• Supplied records:
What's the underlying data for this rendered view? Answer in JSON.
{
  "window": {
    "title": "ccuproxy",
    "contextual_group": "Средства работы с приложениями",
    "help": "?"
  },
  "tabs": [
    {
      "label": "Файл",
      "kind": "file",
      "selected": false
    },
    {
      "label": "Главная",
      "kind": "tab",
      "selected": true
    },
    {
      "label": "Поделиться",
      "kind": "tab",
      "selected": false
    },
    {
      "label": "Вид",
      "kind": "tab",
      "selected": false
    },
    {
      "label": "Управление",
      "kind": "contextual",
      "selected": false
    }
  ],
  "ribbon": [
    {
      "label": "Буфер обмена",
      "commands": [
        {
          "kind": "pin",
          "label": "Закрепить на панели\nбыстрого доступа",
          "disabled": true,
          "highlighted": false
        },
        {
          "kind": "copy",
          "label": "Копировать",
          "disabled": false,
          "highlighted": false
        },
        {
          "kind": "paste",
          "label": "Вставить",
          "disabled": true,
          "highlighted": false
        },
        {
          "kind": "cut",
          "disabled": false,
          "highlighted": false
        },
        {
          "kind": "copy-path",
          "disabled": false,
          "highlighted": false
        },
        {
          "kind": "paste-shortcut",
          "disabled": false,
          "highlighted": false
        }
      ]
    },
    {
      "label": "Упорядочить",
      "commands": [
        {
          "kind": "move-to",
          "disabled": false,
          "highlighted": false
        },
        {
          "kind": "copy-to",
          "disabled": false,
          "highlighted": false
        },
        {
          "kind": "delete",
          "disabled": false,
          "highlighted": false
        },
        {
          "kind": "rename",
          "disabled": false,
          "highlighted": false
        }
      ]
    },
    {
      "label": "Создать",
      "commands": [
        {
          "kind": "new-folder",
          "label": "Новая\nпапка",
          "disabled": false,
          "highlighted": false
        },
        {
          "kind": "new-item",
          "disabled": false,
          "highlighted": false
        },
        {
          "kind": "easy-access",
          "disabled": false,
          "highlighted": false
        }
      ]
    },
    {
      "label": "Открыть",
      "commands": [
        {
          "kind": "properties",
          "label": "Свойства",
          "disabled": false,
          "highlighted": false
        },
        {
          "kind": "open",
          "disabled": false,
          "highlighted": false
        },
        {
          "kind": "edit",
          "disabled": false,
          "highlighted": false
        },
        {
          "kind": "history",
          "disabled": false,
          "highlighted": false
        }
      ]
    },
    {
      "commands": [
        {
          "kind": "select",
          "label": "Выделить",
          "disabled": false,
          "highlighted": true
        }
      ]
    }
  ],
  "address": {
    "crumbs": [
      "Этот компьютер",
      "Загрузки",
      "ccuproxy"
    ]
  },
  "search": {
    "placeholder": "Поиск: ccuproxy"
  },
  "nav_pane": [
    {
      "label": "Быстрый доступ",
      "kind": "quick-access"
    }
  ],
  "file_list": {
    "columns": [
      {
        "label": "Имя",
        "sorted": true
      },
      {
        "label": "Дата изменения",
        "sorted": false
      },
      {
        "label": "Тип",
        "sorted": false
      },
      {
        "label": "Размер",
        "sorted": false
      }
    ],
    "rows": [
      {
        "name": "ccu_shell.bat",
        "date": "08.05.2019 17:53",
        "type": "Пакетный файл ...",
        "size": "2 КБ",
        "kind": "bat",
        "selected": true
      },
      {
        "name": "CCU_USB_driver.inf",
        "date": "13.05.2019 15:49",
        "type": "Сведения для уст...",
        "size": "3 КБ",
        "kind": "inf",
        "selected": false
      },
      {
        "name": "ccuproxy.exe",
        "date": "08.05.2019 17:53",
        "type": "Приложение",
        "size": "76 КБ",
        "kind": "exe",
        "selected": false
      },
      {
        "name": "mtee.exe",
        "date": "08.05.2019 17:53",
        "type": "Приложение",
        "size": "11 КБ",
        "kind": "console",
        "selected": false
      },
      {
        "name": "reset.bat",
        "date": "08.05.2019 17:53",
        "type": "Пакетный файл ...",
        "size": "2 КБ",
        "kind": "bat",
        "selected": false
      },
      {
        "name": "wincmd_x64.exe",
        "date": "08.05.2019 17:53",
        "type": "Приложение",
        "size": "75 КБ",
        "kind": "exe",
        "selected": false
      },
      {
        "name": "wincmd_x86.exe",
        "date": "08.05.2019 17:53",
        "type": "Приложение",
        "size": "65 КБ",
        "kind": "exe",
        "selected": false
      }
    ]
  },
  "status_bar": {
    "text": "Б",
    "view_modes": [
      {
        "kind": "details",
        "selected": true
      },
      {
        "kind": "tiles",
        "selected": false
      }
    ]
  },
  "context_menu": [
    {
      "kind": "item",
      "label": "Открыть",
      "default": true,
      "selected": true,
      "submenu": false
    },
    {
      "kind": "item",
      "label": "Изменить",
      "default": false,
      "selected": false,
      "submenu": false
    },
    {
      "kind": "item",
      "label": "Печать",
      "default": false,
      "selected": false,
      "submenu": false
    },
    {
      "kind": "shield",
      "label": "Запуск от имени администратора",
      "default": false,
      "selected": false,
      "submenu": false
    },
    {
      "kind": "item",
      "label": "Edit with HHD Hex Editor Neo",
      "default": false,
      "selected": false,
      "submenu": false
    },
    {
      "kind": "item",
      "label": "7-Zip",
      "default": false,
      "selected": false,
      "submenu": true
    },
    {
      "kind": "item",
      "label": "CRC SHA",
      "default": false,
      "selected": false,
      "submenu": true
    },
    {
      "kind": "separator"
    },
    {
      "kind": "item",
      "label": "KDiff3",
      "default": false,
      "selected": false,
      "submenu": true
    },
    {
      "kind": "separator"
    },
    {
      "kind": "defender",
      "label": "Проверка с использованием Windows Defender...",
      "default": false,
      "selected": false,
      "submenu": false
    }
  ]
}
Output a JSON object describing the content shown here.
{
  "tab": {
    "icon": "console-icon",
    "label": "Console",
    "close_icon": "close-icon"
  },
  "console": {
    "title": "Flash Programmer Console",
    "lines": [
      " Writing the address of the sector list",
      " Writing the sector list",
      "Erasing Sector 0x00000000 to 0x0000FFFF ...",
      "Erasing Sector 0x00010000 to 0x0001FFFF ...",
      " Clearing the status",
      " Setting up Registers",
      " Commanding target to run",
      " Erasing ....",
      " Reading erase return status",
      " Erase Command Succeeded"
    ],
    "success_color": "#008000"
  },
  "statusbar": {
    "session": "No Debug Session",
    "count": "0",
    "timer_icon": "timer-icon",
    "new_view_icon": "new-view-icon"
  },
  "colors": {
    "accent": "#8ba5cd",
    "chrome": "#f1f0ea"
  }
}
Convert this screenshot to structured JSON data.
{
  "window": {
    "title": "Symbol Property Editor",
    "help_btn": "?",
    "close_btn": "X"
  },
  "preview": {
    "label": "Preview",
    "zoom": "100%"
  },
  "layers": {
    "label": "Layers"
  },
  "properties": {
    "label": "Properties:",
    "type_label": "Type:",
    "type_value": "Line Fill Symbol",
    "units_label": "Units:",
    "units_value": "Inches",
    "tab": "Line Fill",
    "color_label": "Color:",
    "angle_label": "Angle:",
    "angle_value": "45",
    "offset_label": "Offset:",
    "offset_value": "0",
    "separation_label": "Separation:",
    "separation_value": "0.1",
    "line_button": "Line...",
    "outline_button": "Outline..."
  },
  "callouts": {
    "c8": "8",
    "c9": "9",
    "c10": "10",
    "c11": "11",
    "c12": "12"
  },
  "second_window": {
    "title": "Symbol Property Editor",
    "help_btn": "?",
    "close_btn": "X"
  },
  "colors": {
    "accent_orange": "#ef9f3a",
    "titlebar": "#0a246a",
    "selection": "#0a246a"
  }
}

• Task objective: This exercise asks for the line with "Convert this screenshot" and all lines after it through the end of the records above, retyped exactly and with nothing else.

• Output for this task:
Convert this screenshot to structured JSON data.
{
  "window": {
    "title": "Symbol Property Editor",
    "help_btn": "?",
    "close_btn": "X"
  },
  "preview": {
    "label": "Preview",
    "zoom": "100%"
  },
  "layers": {
    "label": "Layers"
  },
  "properties": {
    "label": "Properties:",
    "type_label": "Type:",
    "type_value": "Line Fill Symbol",
    "units_label": "Units:",
    "units_value": "Inches",
    "tab": "Line Fill",
    "color_label": "Color:",
    "angle_label": "Angle:",
    "angle_value": "45",
    "offset_label": "Offset:",
    "offset_value": "0",
    "separation_label": "Separation:",
    "separation_value": "0.1",
    "line_button": "Line...",
    "outline_button": "Outline..."
  },
  "callouts": {
    "c8": "8",
    "c9": "9",
    "c10": "10",
    "c11": "11",
    "c12": "12"
  },
  "second_window": {
    "title": "Symbol Property Editor",
    "help_btn": "?",
    "close_btn": "X"
  },
  "colors": {
    "accent_orange": "#ef9f3a",
    "titlebar": "#0a246a",
    "selection": "#0a246a"
  }
}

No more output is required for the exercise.